These local businesses miss their generous customer and community member, but the legacy preservationist Mitch Maguire said Prince’s energy lives on at Paisley Park. The creative complex has been turned into a museum so people can continue to celebrate the works of the musical artist. Maguire said that his energy lifts visitors and takes them on a little journey.
Museum collections lead at Paisley Park Makayla Elder said Prince wanted his space to be a museum someday, so he took the time to preserve his wardrobe and shoes. Elder and her colleagues are currently working on an exhibit that will feature 300 to 400 of Prince’s shoes, which is just a portion of his collection.
Paisley Park will open its doors for visitation on April 21, the fifth anniversary of the passing of Prince.
Prince’s former property along Galpin Boulevard is currently being redeveloped into 169 lots. Of the 191 acres, 100 acres will be preserved as parkland along Lake Ann and Lake Lucy.
Lennar marketing manager Krystle Nehls said via email that to honor Prince on his old land, the company has worked closely with his heirs as they planned the community. They have named the streets after Prince’s family and song titles. The development is called “The Park” after Paisley Park, and some residents have planted purple flowers around their houses.
Across from the housing development is Longacres neighborhood, which is home to 245 families. Many of these families who have lived in Longacres for an extended period of time remember when Prince used to live on his Galpin Boulevard property.
Prince even owned two houses in Longacres that overlooked his land. He allowed various friends and band members to reside in these homes over the years.
After living in California for three years and never seeing anyone famous, Brenda Darkow moved in just down the street from the houses Prince owned in Longacres. At the time, drummer in Prince’s New Power Generation band Kirk Johnson lived in one of the houses, and keyboardist Morris Hayes in the other.
Throughout Darkow’s time in Longacres, people cycled through the houses fairly regularly, but Darkow always found it important to treat them as neighbors.
“Everyone has the right to feel safe in their community and not feel inundated,” Darkow said. “Really the most important thing for us is that you’re a good neighbor, so we treated them like any other person.”
Darkow had one interaction with Prince on her street, and it was as simple as a neighborly, Midwest interaction. Prince was driving down the street one day when Darkow gave him a friendly wave just like she does to anyone else driving by. A purple hand waved back, and he shot her a warm, neighborly smile as he drove off.

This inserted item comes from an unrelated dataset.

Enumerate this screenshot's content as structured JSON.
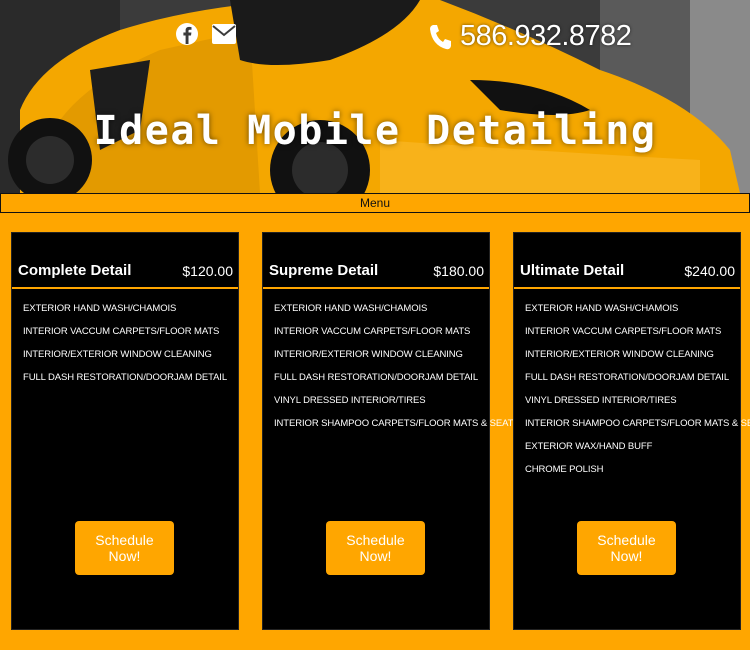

“I think a lot of people that have lived here a long time have fun memories of Prince just being a person,” Darkow said.
Around the world, Prince was known as a rock star, but in Chanhassen, he was seen as a neighbor. Maguire said that Prince was a thread that held the artistic community together for so many years which is why people here felt his passing differently than others around the world. Knowing that he was in our backyard meant something to a lot of people.
While the surprise death of Prince has been devastating to the world and the Chanhassen community, Maguire thinks it also serves as a reminder to use our time to the fullest.
“Prince was fond of saying ‘You only need 20 minutes of good sleep and the rest is just a waste of time,’” Maguire said. “He took full advantage of his time here.”